However, Postcards From Greece has all the elements of a classic reading of Hislop and his dedicated fan base is sure to devour his latest offering.
Everything We Will Know About Donal Ryan Doubleday, Â£ 12.99
Award-winning Irish writer Donal Ryan returns with the disturbing story of Melody Shee, a 33-year-old married woman who becomes pregnant during an affair with a 17-year-old traveler.
Martin Toppy visited Melody’s house for reading and writing lessons. Stuck in a tumultuous marriage, she found herself magnetically drawn to him. “I lost my mind with Martin Toppy and put my hand in his hair as I leaned over him where he was sitting jotting sentences … then on his face …
I told him with my silence and my eyes that he could kiss me, and he did … “Melody couldn’t carry her husband Pat’s babies to term, but this unexpected pregnancy did is no reason to rejoice. Pat had already betrayed Melody with prostitutes but, devastated, he moved and she found herself isolated.
Melody can’t confide in her frail father and her only visitors are Pat’s vengeful parents and cops after someone threw a brick through her window with the message “Die, bitch” attached. She is lying on the couch, eaten up by morning sickness, reflecting on the mess she has made with her life.
She remembers her withdrawn and difficult mother who poisoned Melody’s relationship with her father. She is also gripped by guilt for abandoning her best friend Breedie to school bullies for the sake of her relationship with Pat.
Breedie committed suicide. Melody’s passion for Pat gradually turned to resentment “but he always stayed with me, and I was terrified of losing him, and we insisted on getting married and lowering ourselves to a bed of pain. terrible, hot and comfortably familiar “.
She later confessed: âI designed these passions, these trials, to convince myself that I was living a life. Even misery was better than boredom. As the nausea subsides, Melody is drawn to the site where Martin lives and she forges a bond with vulnerable teenage Mary Crothery.
Unlike Melody, Mary’s marriage to Buzzy fell apart because she couldn’t conceive. It was a transactional marriage, so Buzzy’s family felt that they were being sold dirty goods, which sparked a brutal and violent feud. Mary is sidelined by her family while Buzzy’s clan pursues her for violence when the opportunity presents itself.

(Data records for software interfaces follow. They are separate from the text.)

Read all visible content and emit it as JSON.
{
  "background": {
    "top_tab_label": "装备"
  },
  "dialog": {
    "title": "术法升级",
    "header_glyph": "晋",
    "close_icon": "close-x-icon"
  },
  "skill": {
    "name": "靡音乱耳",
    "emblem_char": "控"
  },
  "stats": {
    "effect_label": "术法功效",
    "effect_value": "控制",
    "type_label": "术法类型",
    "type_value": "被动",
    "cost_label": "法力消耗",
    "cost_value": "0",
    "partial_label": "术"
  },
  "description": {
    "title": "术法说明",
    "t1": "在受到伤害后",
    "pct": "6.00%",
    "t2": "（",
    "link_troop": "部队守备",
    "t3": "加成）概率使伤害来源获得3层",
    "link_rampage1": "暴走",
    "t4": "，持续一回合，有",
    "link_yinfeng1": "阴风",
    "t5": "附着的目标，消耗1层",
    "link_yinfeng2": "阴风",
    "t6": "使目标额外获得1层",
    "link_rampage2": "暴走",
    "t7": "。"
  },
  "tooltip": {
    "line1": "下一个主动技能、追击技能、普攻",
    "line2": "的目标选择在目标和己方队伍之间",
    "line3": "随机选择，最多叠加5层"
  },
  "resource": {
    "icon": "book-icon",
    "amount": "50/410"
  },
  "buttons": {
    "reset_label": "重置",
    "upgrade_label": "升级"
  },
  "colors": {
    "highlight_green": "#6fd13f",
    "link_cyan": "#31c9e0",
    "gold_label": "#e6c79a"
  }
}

Amidst the chaos, Melody sees a way to right her sins. It seemed out of character to me because, despite all his vulnerability, he is a difficult character to love. But Ryan is a talented, poetic writer who turns this dark, poignant story into a meditation on the human condition and the damage people inflict by following their desires.